» WHAT IS NEEDED
Could you filter the records below and keep only the lines with the word "android"?
BEGIN RECORDS FOR THIS EXERCISE
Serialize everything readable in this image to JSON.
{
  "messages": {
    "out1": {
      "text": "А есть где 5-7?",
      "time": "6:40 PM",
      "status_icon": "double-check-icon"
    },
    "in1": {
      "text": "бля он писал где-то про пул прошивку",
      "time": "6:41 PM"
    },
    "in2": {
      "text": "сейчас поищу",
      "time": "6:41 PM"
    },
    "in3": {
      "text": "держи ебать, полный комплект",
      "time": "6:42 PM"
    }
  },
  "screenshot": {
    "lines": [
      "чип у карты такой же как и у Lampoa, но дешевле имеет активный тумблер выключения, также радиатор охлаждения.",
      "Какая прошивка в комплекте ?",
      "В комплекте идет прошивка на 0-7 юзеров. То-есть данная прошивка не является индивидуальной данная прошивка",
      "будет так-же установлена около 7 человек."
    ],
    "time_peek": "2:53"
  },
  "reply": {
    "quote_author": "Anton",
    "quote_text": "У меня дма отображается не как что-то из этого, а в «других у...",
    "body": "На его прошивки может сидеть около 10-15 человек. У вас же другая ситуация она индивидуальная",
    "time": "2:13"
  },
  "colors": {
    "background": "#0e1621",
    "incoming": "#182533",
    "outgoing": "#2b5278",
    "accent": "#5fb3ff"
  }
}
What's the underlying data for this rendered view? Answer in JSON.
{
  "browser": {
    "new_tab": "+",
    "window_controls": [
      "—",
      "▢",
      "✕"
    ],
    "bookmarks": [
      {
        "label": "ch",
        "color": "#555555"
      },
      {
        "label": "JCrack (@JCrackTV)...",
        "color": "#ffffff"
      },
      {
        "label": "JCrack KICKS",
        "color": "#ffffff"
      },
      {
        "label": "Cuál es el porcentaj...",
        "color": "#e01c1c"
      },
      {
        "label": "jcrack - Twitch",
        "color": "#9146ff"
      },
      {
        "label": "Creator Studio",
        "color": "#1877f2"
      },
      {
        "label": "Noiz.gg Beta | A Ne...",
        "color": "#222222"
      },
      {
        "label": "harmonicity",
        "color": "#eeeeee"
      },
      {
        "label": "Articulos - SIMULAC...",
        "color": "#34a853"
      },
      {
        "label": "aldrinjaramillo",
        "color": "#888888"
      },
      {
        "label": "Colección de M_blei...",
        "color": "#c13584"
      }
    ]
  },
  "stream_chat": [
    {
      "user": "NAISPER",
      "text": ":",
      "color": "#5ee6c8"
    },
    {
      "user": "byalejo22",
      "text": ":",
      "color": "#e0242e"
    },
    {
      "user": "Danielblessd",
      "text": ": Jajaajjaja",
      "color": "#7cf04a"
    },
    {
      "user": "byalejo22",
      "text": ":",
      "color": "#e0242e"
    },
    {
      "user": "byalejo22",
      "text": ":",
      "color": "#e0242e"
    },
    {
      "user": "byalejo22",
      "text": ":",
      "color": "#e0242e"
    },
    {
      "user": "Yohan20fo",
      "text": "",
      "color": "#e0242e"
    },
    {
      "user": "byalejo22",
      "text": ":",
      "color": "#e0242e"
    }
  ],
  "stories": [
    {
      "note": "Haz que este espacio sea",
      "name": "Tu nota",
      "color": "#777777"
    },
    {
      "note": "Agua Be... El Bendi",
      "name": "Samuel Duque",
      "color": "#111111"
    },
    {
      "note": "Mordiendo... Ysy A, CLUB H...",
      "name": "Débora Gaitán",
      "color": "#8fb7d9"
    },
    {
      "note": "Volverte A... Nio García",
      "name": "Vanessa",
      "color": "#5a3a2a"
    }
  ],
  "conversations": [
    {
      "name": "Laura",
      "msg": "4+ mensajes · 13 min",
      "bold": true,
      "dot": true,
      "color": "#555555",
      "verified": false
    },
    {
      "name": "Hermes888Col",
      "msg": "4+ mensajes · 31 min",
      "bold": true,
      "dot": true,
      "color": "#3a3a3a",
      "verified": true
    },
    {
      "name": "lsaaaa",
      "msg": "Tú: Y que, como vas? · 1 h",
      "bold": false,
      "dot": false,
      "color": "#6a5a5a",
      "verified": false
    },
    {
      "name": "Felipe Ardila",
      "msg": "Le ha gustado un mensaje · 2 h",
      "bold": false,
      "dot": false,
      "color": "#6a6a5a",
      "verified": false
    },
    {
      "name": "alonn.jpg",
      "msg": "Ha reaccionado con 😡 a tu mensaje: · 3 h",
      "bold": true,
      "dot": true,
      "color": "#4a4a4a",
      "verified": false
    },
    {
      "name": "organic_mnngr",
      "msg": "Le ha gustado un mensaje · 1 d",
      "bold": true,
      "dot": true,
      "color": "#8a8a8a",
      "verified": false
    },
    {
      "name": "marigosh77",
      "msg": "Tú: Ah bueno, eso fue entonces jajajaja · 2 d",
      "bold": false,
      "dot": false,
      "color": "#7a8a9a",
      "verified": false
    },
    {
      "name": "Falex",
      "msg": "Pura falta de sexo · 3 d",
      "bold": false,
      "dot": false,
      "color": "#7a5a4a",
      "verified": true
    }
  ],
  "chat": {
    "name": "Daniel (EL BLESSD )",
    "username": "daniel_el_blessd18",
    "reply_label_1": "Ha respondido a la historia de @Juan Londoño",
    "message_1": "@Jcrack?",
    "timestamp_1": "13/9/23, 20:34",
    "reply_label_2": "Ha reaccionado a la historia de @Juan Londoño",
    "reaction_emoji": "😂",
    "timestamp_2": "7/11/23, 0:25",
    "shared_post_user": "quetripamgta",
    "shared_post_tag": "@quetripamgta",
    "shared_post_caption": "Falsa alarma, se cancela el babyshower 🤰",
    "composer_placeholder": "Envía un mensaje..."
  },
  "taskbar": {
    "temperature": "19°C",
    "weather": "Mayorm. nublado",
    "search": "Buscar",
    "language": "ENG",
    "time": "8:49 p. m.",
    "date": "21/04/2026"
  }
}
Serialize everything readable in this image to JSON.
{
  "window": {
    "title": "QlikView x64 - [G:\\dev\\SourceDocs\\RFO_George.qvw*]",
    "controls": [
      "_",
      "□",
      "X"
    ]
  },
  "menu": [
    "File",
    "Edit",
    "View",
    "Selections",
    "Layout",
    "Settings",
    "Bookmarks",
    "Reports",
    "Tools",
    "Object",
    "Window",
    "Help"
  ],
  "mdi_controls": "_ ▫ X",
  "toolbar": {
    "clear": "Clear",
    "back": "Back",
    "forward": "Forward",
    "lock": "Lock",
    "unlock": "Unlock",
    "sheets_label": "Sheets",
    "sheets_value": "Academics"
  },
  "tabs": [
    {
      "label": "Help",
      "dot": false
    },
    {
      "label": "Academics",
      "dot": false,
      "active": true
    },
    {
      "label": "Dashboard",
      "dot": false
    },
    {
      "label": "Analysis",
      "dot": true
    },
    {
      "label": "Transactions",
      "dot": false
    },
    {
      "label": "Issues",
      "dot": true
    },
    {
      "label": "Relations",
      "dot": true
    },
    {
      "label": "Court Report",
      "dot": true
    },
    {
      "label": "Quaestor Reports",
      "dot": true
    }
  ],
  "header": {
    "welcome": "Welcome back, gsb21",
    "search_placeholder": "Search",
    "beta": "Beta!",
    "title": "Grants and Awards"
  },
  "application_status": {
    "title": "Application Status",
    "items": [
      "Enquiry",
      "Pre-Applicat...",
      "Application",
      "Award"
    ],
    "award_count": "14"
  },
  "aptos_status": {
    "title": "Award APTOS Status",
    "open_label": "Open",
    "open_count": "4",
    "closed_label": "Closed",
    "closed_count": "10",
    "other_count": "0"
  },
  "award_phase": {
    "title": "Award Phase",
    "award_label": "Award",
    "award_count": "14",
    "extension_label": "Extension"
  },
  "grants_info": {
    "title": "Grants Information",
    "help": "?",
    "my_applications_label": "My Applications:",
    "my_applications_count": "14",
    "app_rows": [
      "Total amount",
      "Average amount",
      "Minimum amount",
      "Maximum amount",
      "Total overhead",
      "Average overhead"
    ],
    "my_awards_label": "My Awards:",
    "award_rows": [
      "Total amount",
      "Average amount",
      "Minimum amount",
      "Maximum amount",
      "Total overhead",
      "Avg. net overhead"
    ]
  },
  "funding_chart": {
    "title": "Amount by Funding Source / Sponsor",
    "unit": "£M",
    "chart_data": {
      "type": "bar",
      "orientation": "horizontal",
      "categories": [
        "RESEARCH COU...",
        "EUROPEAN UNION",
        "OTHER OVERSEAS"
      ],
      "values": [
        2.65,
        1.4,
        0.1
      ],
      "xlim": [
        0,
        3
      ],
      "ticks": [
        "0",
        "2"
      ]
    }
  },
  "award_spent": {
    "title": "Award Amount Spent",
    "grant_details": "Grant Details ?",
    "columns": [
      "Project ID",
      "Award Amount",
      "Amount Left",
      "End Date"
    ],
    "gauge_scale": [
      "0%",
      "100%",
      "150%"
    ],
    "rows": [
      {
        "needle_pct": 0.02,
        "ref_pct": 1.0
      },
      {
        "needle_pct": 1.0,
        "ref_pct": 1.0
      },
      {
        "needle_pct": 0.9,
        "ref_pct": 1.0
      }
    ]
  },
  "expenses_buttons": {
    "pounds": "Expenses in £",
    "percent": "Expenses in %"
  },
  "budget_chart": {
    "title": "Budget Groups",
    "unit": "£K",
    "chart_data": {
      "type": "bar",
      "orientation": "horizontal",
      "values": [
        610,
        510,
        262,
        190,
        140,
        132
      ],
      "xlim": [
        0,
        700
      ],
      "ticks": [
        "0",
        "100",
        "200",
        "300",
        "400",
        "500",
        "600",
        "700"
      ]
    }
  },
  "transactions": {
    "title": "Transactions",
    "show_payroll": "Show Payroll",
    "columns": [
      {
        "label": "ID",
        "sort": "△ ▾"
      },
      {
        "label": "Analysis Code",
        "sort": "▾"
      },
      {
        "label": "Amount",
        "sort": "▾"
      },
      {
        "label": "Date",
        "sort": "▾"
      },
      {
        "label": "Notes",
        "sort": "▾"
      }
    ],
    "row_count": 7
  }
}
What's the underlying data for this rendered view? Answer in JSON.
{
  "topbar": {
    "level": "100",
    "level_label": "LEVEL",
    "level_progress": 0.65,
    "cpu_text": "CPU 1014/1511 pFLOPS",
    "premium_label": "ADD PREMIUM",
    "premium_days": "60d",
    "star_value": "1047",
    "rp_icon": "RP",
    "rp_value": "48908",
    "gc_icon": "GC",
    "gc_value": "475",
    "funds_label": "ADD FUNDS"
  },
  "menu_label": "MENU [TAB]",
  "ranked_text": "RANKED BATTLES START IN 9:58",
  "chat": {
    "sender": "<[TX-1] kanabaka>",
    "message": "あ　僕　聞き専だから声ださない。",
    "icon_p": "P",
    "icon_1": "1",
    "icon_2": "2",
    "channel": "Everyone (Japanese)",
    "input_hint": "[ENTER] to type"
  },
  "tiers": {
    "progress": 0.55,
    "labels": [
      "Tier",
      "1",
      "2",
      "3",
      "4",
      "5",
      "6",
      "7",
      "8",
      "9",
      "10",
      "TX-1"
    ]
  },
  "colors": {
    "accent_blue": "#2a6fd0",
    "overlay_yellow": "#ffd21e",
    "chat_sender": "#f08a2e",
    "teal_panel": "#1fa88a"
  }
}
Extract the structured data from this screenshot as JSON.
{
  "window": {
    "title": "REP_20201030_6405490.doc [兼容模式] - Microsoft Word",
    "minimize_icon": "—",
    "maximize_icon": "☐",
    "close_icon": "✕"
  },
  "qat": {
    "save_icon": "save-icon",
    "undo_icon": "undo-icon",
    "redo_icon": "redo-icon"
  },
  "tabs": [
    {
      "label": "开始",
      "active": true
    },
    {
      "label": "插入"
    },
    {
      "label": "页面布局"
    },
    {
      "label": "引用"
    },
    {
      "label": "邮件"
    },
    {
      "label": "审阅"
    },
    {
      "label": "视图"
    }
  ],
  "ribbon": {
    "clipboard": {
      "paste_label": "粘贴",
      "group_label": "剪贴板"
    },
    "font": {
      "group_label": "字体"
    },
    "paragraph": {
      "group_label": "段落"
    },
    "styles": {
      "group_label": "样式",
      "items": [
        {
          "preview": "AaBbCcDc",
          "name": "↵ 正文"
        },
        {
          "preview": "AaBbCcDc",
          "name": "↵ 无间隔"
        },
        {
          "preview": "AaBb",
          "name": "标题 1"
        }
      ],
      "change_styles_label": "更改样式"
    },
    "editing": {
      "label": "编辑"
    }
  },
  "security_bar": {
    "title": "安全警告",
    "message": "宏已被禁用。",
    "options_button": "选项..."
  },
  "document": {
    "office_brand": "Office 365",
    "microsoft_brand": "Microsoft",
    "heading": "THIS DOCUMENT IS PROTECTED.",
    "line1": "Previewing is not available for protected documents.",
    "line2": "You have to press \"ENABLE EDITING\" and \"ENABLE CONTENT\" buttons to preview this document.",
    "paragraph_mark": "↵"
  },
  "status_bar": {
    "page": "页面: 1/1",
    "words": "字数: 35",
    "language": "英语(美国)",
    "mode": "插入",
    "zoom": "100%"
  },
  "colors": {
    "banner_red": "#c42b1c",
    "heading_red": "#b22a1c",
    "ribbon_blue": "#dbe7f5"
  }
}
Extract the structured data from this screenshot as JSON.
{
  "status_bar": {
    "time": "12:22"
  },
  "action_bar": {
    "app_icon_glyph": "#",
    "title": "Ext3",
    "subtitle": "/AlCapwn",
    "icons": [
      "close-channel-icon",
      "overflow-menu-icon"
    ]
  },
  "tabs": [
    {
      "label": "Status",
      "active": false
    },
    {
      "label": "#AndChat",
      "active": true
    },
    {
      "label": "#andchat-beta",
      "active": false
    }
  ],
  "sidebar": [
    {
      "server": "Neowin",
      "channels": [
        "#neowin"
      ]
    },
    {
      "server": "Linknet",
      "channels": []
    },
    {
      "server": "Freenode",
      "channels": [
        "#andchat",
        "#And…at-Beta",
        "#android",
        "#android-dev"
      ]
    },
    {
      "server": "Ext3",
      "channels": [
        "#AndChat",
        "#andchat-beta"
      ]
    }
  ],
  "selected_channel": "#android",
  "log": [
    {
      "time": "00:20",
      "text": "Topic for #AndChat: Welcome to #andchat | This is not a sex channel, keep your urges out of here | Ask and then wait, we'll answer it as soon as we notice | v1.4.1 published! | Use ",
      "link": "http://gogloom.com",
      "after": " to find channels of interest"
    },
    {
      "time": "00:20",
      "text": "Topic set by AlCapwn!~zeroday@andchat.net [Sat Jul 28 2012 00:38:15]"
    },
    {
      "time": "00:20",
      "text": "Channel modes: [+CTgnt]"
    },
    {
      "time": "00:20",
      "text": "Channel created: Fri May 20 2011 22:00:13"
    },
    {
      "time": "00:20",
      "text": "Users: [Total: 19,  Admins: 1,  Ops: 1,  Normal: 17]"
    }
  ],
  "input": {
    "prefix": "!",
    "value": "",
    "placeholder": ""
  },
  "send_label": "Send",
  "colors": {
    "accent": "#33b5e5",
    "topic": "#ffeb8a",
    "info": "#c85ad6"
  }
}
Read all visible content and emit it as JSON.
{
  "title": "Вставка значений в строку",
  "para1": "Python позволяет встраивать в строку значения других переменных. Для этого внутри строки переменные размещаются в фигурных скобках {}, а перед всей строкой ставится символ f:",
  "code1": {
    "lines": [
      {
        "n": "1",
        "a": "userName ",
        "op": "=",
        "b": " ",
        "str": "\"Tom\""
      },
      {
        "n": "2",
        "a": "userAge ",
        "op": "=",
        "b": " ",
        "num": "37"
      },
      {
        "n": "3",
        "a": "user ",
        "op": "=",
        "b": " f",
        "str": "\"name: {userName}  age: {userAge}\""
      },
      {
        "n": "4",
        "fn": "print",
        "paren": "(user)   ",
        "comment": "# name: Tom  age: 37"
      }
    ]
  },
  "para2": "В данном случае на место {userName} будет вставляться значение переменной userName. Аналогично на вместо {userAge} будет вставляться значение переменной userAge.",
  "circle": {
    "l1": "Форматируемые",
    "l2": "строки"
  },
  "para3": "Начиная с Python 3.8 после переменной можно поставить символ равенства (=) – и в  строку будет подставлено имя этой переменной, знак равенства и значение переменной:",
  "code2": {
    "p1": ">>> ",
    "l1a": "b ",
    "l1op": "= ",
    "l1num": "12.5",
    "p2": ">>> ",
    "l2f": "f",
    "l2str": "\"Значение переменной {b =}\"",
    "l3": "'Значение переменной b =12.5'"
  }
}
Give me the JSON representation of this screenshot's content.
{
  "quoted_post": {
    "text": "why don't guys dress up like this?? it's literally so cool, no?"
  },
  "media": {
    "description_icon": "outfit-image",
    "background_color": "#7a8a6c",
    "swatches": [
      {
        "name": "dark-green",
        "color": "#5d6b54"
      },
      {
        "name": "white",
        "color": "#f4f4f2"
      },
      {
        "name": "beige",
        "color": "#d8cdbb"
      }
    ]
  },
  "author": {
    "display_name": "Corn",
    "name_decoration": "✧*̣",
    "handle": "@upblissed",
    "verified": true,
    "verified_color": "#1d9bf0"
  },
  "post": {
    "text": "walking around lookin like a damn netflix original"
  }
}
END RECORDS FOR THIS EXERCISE
» RESPONSE BOX
        "#android",
        "#android-dev"
  "selected_channel": "#android",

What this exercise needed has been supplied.